▶ [Task statement]
Reproduce all lines of the listing below in which the word "JSON" occurs.

▶ [Dataset records]
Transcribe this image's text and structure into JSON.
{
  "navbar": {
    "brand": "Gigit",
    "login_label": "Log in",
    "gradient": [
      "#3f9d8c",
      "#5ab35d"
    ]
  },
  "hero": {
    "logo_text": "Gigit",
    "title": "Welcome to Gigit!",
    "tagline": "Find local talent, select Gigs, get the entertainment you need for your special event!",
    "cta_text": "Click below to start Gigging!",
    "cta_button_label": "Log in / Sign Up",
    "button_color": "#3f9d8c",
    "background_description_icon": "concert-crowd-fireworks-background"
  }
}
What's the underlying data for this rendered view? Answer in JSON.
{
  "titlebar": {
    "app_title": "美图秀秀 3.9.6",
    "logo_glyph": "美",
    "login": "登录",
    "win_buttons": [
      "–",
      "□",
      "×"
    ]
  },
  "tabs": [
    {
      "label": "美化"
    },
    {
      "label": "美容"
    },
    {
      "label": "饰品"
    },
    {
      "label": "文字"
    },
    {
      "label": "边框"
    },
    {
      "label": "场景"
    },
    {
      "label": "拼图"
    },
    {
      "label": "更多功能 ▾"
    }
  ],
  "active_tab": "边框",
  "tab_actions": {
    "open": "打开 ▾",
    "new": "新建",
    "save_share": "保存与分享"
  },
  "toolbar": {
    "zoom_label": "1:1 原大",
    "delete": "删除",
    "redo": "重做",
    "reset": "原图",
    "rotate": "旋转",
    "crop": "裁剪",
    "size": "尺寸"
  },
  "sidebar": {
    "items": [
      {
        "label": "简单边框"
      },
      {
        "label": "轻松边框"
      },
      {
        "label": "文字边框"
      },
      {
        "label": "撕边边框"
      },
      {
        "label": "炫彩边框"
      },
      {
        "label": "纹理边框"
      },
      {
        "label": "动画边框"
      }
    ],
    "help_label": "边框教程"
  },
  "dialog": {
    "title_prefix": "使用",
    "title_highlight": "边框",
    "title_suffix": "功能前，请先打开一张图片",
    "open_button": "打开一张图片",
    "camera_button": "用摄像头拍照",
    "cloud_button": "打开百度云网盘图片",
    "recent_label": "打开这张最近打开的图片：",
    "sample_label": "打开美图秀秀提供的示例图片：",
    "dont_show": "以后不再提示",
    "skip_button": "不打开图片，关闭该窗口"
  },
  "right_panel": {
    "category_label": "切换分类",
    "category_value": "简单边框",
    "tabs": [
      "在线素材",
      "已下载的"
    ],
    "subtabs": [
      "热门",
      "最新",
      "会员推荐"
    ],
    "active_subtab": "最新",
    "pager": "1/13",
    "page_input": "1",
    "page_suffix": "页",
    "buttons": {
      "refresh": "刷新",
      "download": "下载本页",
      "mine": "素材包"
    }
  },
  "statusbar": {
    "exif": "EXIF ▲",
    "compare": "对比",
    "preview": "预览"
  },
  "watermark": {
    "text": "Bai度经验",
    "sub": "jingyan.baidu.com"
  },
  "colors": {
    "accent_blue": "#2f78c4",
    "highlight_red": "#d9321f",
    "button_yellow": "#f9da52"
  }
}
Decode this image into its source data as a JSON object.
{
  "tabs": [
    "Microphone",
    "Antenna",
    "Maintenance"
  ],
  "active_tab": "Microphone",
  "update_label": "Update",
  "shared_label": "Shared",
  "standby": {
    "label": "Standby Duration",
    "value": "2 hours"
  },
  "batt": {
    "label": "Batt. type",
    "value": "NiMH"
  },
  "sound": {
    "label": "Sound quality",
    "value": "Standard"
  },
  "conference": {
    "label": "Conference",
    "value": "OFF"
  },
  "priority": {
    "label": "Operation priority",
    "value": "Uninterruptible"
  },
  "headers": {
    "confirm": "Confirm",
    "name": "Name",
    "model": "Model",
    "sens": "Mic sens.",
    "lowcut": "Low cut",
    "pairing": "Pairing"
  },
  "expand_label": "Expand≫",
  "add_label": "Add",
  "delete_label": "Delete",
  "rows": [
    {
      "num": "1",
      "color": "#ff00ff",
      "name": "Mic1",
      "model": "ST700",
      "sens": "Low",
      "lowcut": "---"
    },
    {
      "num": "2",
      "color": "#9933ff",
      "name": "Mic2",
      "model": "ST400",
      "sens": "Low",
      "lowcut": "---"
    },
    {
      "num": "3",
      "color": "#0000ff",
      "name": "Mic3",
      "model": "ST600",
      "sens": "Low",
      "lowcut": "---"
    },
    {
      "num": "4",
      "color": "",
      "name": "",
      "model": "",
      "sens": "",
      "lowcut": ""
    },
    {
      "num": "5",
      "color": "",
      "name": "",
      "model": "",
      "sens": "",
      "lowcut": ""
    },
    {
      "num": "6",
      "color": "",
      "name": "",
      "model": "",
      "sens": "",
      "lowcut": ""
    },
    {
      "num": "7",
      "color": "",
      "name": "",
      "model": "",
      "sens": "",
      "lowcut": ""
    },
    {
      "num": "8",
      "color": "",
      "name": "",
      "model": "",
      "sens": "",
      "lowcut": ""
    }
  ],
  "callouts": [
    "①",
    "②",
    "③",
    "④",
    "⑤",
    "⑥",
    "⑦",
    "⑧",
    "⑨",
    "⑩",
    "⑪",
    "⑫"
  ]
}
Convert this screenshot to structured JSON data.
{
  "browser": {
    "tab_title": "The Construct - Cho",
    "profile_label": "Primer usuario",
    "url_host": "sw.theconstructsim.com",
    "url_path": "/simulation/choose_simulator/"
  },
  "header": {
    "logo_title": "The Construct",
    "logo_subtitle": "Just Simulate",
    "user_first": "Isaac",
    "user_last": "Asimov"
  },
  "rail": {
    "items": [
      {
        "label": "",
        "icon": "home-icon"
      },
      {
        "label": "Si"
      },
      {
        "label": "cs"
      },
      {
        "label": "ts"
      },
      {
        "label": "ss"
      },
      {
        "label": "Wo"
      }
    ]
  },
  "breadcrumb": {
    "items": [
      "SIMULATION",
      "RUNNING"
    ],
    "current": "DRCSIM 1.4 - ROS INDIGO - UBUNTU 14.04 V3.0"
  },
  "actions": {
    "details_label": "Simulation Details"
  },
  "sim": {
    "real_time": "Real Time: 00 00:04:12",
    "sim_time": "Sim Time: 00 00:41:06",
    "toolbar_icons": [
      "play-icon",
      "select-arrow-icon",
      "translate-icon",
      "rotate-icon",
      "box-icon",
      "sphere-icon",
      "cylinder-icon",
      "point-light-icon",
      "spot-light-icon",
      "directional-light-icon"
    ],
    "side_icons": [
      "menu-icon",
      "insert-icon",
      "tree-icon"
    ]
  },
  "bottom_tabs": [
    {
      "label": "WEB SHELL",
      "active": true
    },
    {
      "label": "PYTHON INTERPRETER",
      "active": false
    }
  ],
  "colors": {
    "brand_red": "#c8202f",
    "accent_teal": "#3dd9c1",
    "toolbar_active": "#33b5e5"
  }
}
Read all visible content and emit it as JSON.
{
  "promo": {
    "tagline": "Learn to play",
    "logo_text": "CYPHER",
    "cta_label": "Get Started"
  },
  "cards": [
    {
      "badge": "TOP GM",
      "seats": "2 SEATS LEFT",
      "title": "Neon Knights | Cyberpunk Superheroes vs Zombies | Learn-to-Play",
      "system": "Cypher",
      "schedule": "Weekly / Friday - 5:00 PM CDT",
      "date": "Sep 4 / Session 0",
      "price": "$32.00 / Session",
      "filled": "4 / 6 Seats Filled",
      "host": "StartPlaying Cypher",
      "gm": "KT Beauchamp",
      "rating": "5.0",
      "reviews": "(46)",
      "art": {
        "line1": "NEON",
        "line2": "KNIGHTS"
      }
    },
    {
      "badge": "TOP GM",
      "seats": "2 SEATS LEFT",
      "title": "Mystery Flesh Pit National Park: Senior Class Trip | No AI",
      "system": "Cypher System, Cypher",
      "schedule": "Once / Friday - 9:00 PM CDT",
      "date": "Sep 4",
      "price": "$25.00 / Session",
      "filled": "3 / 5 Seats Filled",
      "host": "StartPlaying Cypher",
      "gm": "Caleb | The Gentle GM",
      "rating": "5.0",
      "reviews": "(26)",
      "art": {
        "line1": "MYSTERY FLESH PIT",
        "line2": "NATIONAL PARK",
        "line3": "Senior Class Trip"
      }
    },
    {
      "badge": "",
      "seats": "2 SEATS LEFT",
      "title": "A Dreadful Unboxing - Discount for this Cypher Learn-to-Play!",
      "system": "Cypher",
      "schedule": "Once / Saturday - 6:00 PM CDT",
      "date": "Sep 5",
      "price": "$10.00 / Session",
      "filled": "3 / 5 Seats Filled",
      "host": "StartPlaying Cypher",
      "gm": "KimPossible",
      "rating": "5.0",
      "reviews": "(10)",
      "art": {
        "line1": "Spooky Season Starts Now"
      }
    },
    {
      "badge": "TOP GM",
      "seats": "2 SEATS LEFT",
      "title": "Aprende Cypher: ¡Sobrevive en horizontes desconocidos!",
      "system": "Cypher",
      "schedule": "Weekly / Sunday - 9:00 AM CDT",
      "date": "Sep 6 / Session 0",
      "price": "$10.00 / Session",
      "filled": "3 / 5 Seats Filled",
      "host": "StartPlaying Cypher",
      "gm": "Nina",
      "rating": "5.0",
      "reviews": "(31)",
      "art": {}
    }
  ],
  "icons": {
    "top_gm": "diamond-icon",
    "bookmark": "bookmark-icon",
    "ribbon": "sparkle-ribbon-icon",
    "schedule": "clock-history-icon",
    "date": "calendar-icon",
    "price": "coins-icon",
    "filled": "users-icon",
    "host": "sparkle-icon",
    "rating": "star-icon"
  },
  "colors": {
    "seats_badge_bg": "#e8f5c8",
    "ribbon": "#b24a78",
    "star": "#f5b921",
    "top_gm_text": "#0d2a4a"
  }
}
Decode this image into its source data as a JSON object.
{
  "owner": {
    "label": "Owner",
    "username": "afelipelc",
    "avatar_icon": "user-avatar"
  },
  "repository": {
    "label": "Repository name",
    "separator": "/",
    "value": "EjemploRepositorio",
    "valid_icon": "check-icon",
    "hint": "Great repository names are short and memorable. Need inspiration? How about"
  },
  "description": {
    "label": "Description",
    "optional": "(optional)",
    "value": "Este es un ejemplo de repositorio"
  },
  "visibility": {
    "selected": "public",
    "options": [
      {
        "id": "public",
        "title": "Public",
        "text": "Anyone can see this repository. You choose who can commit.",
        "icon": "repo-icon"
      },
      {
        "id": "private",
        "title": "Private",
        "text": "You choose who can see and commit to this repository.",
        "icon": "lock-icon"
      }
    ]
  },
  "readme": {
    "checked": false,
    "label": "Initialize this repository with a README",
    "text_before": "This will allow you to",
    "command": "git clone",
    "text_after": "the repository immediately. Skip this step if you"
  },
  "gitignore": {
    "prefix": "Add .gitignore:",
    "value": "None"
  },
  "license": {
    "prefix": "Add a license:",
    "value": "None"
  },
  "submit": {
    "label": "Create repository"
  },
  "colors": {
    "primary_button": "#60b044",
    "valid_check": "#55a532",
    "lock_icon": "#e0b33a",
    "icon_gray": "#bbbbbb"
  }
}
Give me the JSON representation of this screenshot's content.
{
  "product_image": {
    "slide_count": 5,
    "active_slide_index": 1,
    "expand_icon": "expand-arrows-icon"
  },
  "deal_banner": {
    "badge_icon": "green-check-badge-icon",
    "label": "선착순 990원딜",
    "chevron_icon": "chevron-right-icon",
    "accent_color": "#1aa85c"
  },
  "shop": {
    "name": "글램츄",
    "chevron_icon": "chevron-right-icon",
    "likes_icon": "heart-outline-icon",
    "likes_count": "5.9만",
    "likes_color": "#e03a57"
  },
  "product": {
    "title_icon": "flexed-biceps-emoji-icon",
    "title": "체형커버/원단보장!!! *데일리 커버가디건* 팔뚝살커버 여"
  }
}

▶ [Response to the task]
Transcribe this image's text and structure into JSON.
What's the underlying data for this rendered view? Answer in JSON.
Decode this image into its source data as a JSON object.
Convert this screenshot to structured JSON data.
Read all visible content and emit it as JSON.
Decode this image into its source data as a JSON object.
Give me the JSON representation of this screenshot's content.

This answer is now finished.